The Gold Thread is a new collection of work from the Max Gimblett studio in New York. The colourful gilded works in their tropical colours are spiritual and alive, with acid palettes and bold clear brushwork. The dark works, in contrast, are more serious. Studio manager, Matt Jones, describes them as 'answers to questions', they've decided what's right and what's wrong. The gold and silver works represent individualism; they are old magicians, as though heading for retirement, leaving behind their alchemy.
The perspectival grids add a unique time and place to the works. The grids are different to the strokes and the rich build-up of gestural colour, instead the flashy light of the gridded metal zips our eyes in a filmic manner across the picture and back again, over and over; a car racing through space.
Max Gimblett is a prominent New Zealand painter. His philosophies and practices encompass influences as varied as Abstract Expressionism, Modernism, Eastern and Western spiritual beliefs, Jungian psychology and ancient cultures.

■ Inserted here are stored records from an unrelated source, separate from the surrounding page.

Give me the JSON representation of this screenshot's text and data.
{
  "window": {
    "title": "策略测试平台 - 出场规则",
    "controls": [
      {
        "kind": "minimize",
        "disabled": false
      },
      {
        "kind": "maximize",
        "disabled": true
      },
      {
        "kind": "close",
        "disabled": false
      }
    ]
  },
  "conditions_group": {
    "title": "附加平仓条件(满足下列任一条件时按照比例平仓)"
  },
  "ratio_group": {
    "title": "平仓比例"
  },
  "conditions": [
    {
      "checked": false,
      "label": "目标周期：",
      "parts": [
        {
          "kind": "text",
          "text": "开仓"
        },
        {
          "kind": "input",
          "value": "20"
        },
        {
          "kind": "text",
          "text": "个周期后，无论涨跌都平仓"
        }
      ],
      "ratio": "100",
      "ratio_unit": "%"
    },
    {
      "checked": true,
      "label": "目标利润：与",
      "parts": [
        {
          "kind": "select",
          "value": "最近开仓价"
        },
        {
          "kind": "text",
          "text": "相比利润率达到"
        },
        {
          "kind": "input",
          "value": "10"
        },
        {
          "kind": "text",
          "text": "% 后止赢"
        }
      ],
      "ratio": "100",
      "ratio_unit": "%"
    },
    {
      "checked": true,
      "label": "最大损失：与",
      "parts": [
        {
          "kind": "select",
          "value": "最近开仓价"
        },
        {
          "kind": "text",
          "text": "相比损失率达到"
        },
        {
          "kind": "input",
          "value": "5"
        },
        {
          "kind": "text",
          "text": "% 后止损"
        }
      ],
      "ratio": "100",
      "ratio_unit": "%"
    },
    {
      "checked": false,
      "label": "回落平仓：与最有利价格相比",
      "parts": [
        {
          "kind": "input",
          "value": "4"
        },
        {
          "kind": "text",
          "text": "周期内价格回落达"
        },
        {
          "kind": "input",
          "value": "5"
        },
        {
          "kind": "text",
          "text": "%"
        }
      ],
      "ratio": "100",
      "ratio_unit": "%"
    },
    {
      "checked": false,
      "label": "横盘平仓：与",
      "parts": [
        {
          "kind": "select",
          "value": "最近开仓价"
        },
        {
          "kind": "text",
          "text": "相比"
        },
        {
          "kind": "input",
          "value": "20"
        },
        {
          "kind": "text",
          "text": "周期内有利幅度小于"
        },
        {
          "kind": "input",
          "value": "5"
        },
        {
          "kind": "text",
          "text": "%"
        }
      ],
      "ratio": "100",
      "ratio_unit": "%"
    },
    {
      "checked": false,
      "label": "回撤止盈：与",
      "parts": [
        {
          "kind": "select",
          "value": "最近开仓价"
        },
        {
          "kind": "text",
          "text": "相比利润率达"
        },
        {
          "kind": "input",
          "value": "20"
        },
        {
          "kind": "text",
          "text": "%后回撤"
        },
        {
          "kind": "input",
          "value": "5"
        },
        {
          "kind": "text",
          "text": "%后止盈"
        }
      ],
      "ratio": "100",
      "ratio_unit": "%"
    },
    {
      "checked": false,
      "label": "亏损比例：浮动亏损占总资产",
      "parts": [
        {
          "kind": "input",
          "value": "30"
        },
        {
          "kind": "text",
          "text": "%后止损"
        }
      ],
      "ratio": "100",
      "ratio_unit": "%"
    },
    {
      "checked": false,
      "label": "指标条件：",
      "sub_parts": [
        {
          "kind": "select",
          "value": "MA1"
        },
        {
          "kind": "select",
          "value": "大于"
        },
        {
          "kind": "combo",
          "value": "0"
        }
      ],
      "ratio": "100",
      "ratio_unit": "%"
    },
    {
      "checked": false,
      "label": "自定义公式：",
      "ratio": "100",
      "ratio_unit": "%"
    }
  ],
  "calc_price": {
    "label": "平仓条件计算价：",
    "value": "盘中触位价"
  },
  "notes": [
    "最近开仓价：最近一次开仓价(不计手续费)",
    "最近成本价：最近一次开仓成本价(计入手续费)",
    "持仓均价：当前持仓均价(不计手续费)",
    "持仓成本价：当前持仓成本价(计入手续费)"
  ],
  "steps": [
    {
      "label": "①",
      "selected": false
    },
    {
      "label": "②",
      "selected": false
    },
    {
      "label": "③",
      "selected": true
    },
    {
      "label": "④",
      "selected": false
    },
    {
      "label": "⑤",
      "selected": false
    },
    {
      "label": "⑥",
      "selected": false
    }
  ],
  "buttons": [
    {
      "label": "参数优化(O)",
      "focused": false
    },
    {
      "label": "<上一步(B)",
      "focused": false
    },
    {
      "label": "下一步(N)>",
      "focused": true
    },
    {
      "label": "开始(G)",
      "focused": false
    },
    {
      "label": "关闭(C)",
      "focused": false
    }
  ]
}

In 2009 Gimblett became one of the first New Zealand artists to have an artwork exhibited in the Guggenheim in New York. Lion (1985) was included in the exhibition titled The Third Mind: American Artists Contemplate Asia, 1860 - 1989. The piece hung next to works by international heavyweight artists such as Robert Motherwell, James Whistler, Robert Rauschenberg, Nam June Paik, John Cage and Yoko Ono and is now part of the Museum's permanent collection.
His international significance was further cemented with his inclusion in another major exhibition in the United States, this time at the Warhol Museum in Pittsburgh, Pennsylvania in 2011. The exhibition The Word of God, was a series of one-person shows representing each of the world's five major religions; Islam, Judaism, Christianity. Buddhism and Hinduism, Gimblett was the representative of Buddhism.
Born in New Zealand, Gimblett has been primarily based in New York since 1972, and continues to exhibit regularly in both locations. The mix of cultures and aesthetics is evident in Gimblett's work, which consists largely of object based paintings. His shaped canvases convey various associations and meanings connected to the oval, rectangle, tondo, keystone, and the quatrefoil, for which Gimblett is most recognised. The use of the quatrefoil refers to a multiplicity of meanings as it dates back to pre-Christian times and is found in both Western and Eastern religions symbolising such objects as a rose, window, cross and lotus.